Amazon and Google are huge software companies, and their track records in security are among the best. However, in home listening devices are a target.
In the case of a hacked Amazon Echo or Google Home device, your home life could be recorded and live streamed to anyone without your knowledge. Just saying.
In the case of a court order, can Amazon or Google be forced to allow always-on listening to a home? What if national security is involved? Can Amazon or Google be required to rewrite their code to subvert their stated privacy settings?
I am not a legal professional, but I do not believe that a commercial company can be forced to rewrite their code to allow for government access. As long as devices are NOT always recording now with their default hardware and software, it would be legally more difficult to require code to be rewritten to do so. A government can request data that has already been recorded and stored, however, but those are legal battles I am not equipped to answer.
One can point to the 2015-2016 case regarding the FBI’s request to Apple to provide the means to unlock encrypted iPhones.
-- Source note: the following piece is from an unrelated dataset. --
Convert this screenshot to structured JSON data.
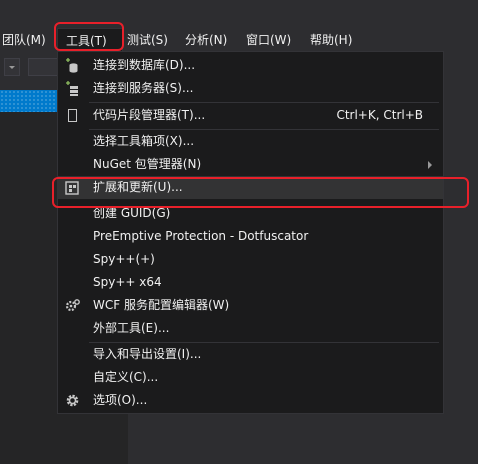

Apple, looking to protect the trust of their customers, fought that legal battle. The battle only ended when the US Government found a way to subvert that encryption on their own. It is hard to say where it would have ended if the US Government was not technically successful in their hacking.
So where does this leave Us in the IoT Brew?
With innocuous searches involving large mammals, or controlling the lighting in my home, I do believe that Amazon and Google devices are a safe bet, and worth the privacy and hacking concerns that are raised.
Will I duffle bag the device when my mom visits? I also think that is a reasonable request.
Do I suggest you mute your devices when you talk about your investments, reviewing the prescriptions form your neurologist, car shopping and/or elective surgery? Probably…also.. a reasonable idea.
Enjoy the future my friends, but be aware.
Wait Wait Wait… I’m a Hardware Developer
Both Google and Amazon offer extensive APIs (software protocols) to connect third party devices (thermostats, lightbulbs, home audio, etc). In fact, at CES 2017 this past month, it felt as if every consumer IoT company, their brother, their sister-in-law twice removed and the presenter across the aisle showed off their home IoT Internet Connected Devices CONTROLLED via an Alexa powered Echo or Echo Dot. Consumer-based IoT – no doubt that control can and will reside on these devices. Designing such connectivity is offered by Hallsten Innovations along with hardware IoT device design. We put in the utmost care in securing our devices to make sure they are not prone to malicious code, and that they can’t communicate improperly with your Echo or Home device.